McFarland said he discovered the error Feb. 27 while he was working on a project that involved reviewing past distributions. After meeting with other members of the budget commission and a representative from the state auditor's office, it was determined that since the mistake spanned a four-year period, it should be corrected in that same amount of time.
"We terribly, terribly regret the error and any difficulties it might cause," he said. "We are putting an additional step in the data entry process here in the future to best ensure the mistake can't happen again."
The Village of Lowell is being required to pay back $50,507.86. Officials there were already considering placing a tax levy before voters because of cuts in funding and have recently made reductions to the police force budget.

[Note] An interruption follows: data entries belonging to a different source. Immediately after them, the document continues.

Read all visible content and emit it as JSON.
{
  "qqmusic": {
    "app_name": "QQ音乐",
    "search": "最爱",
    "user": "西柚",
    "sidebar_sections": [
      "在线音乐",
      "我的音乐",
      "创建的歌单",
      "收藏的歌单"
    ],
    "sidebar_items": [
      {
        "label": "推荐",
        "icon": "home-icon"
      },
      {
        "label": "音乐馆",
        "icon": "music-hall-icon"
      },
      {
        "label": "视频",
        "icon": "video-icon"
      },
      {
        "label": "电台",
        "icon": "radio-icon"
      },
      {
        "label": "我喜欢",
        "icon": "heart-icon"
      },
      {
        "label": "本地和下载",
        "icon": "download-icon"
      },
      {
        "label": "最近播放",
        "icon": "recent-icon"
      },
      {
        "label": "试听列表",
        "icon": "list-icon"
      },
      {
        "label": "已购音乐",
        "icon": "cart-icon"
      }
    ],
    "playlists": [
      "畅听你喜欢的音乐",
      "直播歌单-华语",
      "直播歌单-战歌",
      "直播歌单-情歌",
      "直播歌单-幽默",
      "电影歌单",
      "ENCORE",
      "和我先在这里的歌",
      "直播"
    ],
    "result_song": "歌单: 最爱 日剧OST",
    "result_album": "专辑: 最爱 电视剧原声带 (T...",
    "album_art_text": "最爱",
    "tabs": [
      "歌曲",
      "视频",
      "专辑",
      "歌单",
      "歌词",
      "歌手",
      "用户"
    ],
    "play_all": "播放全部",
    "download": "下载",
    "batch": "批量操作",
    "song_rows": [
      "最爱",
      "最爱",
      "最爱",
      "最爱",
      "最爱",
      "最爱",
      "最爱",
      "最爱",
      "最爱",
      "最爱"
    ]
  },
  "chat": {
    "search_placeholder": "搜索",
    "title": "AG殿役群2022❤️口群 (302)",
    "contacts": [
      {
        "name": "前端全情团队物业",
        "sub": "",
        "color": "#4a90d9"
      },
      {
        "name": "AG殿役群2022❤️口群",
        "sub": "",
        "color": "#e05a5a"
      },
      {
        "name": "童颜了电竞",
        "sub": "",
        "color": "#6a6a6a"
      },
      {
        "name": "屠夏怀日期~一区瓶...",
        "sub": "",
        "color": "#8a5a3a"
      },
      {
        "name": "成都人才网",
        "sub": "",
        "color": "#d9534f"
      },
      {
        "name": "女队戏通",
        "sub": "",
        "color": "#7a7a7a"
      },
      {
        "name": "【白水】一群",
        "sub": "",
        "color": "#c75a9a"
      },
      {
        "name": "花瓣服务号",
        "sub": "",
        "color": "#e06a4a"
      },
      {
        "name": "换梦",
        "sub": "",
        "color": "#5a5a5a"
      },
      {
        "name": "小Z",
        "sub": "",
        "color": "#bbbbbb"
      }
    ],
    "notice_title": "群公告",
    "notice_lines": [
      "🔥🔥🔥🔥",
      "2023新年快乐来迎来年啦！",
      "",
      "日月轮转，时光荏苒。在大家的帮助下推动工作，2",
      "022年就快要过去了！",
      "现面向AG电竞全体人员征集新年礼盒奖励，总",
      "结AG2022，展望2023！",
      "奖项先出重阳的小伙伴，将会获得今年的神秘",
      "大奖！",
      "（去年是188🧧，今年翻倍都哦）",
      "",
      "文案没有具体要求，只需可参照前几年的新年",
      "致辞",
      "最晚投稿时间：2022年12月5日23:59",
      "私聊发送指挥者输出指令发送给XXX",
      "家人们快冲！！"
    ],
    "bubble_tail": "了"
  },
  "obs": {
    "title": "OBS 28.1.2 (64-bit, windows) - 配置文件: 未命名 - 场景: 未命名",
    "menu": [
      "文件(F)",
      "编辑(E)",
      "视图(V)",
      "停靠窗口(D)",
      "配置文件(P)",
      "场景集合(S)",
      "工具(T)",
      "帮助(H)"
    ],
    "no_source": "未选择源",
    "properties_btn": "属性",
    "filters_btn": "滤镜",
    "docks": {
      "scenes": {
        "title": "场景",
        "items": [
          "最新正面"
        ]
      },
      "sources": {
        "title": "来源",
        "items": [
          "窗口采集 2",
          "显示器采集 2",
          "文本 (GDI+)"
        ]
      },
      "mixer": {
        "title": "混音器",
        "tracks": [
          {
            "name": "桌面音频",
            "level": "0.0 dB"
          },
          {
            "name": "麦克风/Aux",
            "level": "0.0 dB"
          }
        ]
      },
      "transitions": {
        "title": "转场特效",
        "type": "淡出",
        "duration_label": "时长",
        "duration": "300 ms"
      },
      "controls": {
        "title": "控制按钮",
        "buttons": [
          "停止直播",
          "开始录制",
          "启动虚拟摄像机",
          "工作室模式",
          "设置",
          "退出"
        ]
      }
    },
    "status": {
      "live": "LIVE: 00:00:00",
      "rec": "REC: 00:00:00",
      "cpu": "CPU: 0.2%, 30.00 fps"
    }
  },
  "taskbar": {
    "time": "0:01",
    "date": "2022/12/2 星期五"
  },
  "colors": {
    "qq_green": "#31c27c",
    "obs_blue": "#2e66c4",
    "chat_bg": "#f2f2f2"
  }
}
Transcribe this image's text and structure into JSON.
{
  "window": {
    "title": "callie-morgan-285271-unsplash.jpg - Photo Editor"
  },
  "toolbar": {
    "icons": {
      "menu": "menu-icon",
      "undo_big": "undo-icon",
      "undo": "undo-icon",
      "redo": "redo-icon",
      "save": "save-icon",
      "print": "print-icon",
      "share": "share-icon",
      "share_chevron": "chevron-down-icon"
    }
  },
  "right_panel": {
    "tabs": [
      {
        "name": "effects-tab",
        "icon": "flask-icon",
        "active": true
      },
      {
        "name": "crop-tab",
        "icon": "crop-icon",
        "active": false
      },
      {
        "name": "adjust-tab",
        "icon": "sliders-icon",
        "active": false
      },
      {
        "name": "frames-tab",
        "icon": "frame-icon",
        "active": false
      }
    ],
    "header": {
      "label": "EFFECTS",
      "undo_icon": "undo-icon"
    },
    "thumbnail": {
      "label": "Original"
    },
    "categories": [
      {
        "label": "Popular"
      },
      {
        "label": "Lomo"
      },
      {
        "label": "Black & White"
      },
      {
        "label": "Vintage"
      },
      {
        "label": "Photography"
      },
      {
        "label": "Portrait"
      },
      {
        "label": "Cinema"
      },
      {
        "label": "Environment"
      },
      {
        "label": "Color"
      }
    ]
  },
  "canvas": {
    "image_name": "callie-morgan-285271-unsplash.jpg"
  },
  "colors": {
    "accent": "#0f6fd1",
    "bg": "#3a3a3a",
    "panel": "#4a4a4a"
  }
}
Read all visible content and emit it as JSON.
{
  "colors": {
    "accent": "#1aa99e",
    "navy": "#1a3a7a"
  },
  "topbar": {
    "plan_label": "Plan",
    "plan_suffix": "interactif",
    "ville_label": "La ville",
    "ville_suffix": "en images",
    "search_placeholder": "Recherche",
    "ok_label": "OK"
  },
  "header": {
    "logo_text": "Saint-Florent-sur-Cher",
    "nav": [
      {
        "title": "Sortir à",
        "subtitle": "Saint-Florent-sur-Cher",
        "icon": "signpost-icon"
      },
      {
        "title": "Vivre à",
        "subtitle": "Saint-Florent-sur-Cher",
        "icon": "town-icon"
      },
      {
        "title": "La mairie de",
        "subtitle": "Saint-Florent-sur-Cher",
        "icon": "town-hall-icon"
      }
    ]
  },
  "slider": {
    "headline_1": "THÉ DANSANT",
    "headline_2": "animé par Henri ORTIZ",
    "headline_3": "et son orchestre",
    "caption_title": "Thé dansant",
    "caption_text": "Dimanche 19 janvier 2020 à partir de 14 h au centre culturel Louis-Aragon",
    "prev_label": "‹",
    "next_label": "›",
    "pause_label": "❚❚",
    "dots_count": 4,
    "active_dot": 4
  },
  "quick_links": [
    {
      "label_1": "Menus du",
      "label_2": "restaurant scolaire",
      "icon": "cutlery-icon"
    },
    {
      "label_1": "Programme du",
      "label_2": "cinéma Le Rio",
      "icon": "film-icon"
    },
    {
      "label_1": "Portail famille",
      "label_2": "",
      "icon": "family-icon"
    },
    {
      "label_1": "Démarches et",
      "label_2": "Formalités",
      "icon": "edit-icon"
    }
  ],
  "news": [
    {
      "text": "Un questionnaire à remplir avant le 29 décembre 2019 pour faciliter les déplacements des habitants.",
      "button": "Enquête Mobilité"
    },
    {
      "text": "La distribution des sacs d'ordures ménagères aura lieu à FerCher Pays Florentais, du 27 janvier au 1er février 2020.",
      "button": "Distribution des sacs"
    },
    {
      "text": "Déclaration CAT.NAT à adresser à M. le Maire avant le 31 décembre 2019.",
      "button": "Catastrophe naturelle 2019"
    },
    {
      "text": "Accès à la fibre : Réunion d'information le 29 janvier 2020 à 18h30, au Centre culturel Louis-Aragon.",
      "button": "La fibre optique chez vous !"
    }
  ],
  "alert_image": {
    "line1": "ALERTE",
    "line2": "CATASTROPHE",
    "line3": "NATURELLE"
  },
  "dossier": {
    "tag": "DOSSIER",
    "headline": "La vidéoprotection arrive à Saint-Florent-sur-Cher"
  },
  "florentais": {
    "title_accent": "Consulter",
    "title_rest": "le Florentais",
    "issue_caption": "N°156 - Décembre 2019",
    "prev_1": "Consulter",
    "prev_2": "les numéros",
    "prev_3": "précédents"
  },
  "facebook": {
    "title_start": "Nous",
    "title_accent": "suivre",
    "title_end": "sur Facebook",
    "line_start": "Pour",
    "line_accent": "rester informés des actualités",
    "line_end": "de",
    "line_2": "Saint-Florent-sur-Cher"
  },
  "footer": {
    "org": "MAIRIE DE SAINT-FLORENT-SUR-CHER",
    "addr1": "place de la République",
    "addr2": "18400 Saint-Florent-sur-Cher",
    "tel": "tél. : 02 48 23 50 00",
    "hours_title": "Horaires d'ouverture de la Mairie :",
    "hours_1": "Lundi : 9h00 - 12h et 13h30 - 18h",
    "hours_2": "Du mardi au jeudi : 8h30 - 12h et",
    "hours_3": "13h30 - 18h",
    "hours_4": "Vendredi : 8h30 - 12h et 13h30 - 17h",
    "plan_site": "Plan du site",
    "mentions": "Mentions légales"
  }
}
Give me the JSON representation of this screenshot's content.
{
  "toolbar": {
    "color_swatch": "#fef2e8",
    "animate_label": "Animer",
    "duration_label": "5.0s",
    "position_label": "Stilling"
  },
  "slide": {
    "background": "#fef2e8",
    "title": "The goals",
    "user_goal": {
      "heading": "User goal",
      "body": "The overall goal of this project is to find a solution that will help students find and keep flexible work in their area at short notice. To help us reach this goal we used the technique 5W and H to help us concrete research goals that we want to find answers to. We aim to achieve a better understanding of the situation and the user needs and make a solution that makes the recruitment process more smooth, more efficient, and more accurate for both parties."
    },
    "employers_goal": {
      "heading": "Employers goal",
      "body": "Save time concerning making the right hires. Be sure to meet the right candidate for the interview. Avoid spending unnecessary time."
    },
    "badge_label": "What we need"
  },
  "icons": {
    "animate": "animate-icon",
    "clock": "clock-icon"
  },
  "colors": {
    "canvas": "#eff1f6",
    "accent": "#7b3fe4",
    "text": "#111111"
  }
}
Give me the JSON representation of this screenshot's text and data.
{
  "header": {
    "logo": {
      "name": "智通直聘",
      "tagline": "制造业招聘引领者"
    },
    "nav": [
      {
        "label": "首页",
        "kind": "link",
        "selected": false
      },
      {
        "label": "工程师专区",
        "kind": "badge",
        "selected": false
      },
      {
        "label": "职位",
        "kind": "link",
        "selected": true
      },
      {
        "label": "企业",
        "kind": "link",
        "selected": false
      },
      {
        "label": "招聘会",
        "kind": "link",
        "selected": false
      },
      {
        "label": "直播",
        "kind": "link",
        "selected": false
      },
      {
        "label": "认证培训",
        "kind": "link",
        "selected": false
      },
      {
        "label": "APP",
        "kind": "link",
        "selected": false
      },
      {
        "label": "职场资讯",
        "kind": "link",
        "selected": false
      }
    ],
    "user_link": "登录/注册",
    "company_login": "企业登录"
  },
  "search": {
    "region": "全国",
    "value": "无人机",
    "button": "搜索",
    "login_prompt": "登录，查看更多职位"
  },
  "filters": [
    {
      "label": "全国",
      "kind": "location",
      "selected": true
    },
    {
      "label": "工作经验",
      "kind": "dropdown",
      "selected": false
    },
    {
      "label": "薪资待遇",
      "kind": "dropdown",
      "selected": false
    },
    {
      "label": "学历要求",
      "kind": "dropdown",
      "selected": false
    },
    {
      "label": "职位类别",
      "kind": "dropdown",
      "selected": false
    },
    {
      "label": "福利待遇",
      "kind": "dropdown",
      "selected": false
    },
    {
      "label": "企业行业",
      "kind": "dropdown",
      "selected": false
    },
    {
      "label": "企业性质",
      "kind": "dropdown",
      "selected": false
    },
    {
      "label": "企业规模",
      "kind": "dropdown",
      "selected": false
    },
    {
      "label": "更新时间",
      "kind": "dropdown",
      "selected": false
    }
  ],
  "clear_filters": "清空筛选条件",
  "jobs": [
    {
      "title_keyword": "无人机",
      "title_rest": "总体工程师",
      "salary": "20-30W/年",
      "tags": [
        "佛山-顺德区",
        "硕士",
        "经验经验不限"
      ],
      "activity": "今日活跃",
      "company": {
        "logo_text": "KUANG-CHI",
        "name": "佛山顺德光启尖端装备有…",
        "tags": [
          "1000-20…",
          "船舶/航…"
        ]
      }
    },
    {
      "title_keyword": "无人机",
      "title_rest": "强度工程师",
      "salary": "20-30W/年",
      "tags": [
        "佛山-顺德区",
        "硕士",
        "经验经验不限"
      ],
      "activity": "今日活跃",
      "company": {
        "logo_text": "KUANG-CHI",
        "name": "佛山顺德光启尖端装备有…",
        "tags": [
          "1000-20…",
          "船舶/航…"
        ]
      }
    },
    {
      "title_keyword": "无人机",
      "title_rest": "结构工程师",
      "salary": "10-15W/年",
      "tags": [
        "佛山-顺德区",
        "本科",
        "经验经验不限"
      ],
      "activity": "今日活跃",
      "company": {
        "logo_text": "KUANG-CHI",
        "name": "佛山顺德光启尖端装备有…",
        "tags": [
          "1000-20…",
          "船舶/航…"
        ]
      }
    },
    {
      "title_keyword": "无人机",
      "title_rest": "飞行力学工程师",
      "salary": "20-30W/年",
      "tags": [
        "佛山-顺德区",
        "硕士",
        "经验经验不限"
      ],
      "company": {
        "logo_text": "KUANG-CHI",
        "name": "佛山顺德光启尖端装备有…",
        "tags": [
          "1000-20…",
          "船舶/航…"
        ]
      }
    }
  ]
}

Lowell Mayor David Pitzer said he and some council members decided to make personal sacrifices after learning of the mistake made by the auditor's office with hopes of keeping the village from suffering the consequences.
"I forfeited my wage to compensate for the reduction in the general fund and other council members have forfeited their wages so we don't have to make cuts to other departments or the monies required to make repairs," Pitzer said.
Pitzer added that he thinks the corrective action was handled poorly.
"I don't understand how one can make an error then one can place a remedy for their error without consulting us to see how it would affect our budget," he said.
The City of Belpre will receive the largest sum of money, a total of $288,616.65. In an agreement reached by officials in the Village of Lowell and the City of Belpre, as well as the county's budget commission, Lowell will be given eight years to pay the money back and Belpre will not receive its total share until the year 2019. The two working together somewhat balances out the funds and gives Lowell lesser financial reductions.
Belpre Mayor Mike Lorentz said he's regretful that not every entity is coming out ahead in the matter.
"I appreciate the fact it was caught and it will be an influx of revenue but we'll just adjust budgets," he said. "It'll have minimal impact other than the fact that it'll trickle back into where it belongs."
The township being required to pay back the most is Waterford Township, although township trustee Matthew Cavanaugh said he's not too concerned. The total to be paid back by the township is $13,233.01.
"Luckily we're financially fortunate in our township," Cavanaugh said. "The small townships I could see them being upset, but it was an honest mistake."
Adams Township will pay $7,413.64 and township trustee Wayne Isner said the impact will be felt.
"That's $7,000 worth of road and bridge material we won't be able to buy," he said. "When the county gives us a number that's the number we budget off of. We had no idea we were overpaid."